In 1699 when Indonesia was still under Dutch colony, VOC (Verininging Oogst-Indies Company) brought in Arabica coffee plants to break the worldwide Arab monopoly in coffee trade. The Dutch Colonial Government initially planted coffee around Batavia (today Jakarta).

More coffee plantations were established in East Java, Central Java, West Java and parts of Sumatera and Sulawesi. Indonesia was the first place outside of Arabia and Ethiopia where coffee was widely cultivated. VOC monopolised coffee trading in 1725 to 1780.

By mid of 17th century VOC expanded arabica coffee growing areas in Sumatra, Bali, Sulawesi and Timor.
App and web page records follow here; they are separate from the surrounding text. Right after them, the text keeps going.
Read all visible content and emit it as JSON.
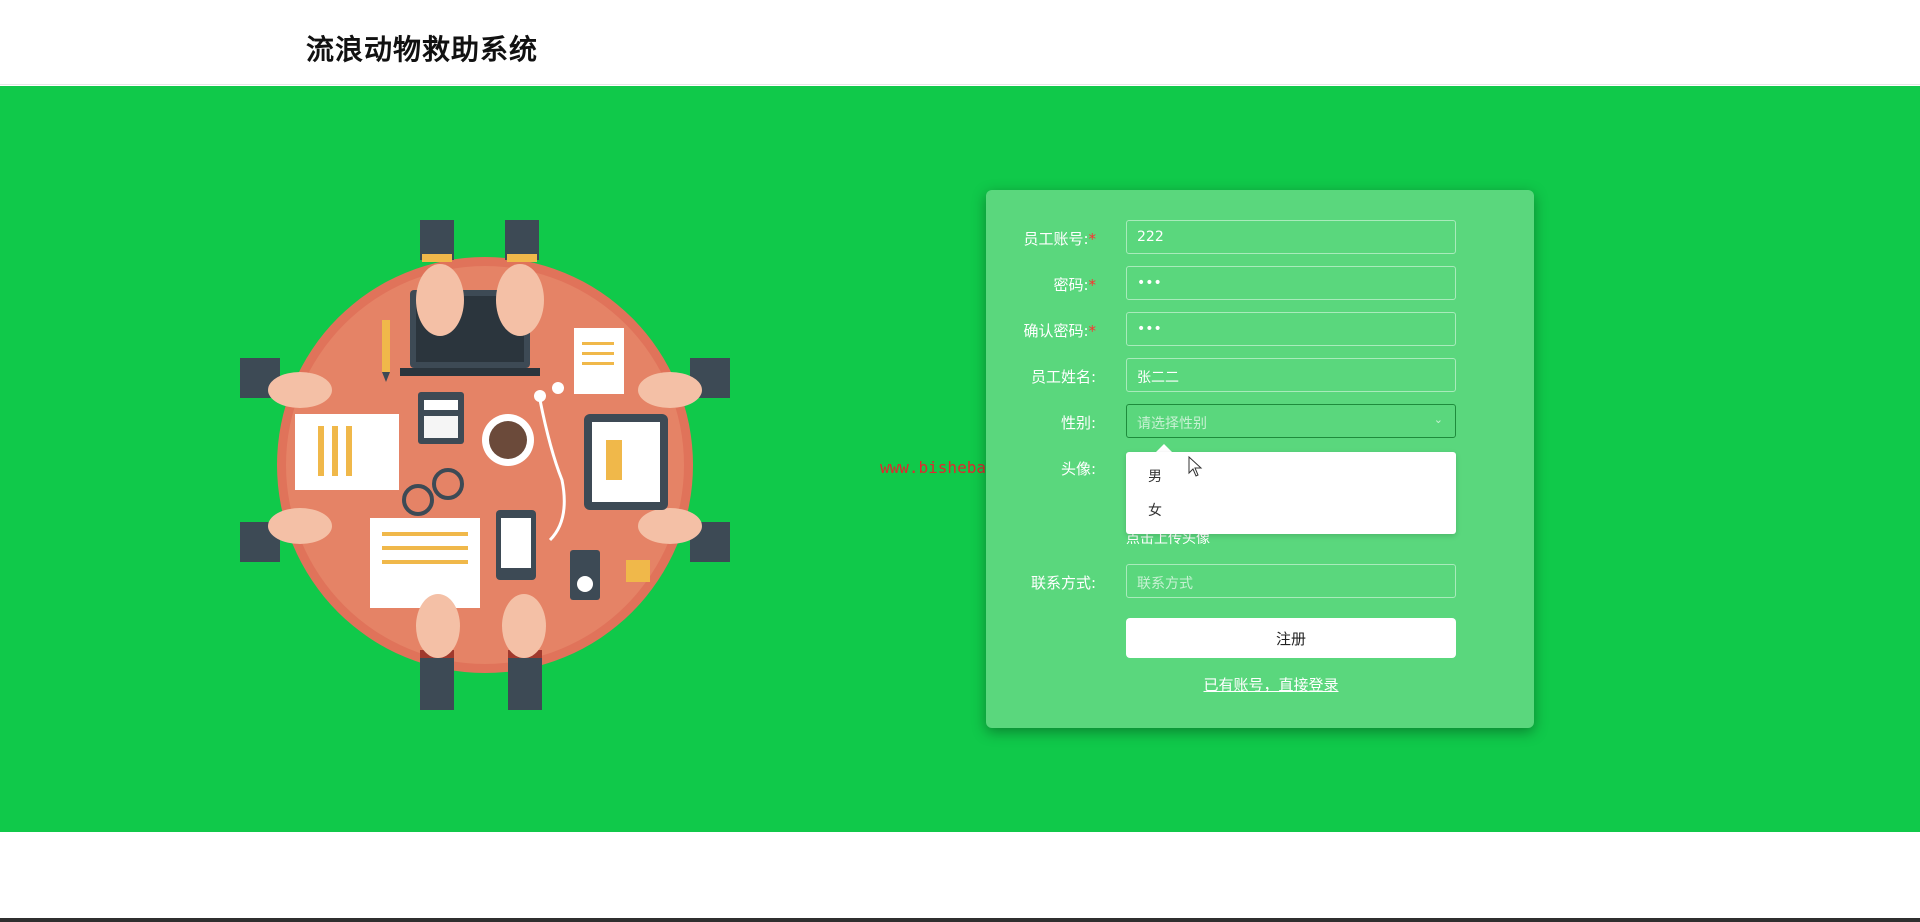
{
  "header": {
    "title": "流浪动物救助系统"
  },
  "watermark": "www.bishebang.site",
  "form": {
    "fields": [
      {
        "label": "员工账号:",
        "required": true,
        "value": "222",
        "placeholder": ""
      },
      {
        "label": "密码:",
        "required": true,
        "value": "•••",
        "placeholder": ""
      },
      {
        "label": "确认密码:",
        "required": true,
        "value": "•••",
        "placeholder": ""
      },
      {
        "label": "员工姓名:",
        "required": false,
        "value": "张二二",
        "placeholder": ""
      },
      {
        "label": "性别:",
        "required": false,
        "value": "",
        "placeholder": "请选择性别"
      },
      {
        "label": "头像:",
        "required": false,
        "value": "",
        "placeholder": ""
      },
      {
        "label": "联系方式:",
        "required": false,
        "value": "",
        "placeholder": "联系方式"
      }
    ],
    "required_mark": "*",
    "gender_options": [
      "男",
      "女"
    ],
    "avatar_upload_text": "点击上传头像",
    "register_label": "注册",
    "login_link": "已有账号，直接登录"
  },
  "colors": {
    "hero_background": "#10c94a",
    "panel_background": "#5ad77d",
    "required_mark": "#ff3030",
    "watermark": "#e3262f"
  },
  "icons": {
    "select_chevron": "chevron-down-icon",
    "cursor": "mouse-pointer-icon"
  }
}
In Sulawesi the coffee was first planted in 1750. In North Sumatra highlands coffee was first grown near Lake Toba in 1888, followed in Gayo highland (Aceh) near Lake Laut Tawar in 1924. In the late eighteen hundreds, Dutch colonialists established large coffee plantations on the Ijen Plateau in eastern Java.

In the 1920s smallholders throughout Indonesia began to grow coffee as a cash crop. However, disaster struck in the 1876, when the coffee rust disease swept through Indonesia, wiping out most of typica cultivar. Robusta coffee (C. canephor var. robusta) was introduced to East Java in 1900 as a substitute, especially at lower altitudes, where the rust was particularly devastating.

The plantations on Java were nationalised at independence and revitalised with new varieties of coffee arabica in the 1950s. These varieties were also adopted by smallholders through the government and various development programs. Today, more than 90% of Indonesia’s coffee is grown by smallholders on farms averaging one hectare or less. Much of the production is organic and at least 19 farmers’ cooperatives and exporters are internationally certified to market organic coffee.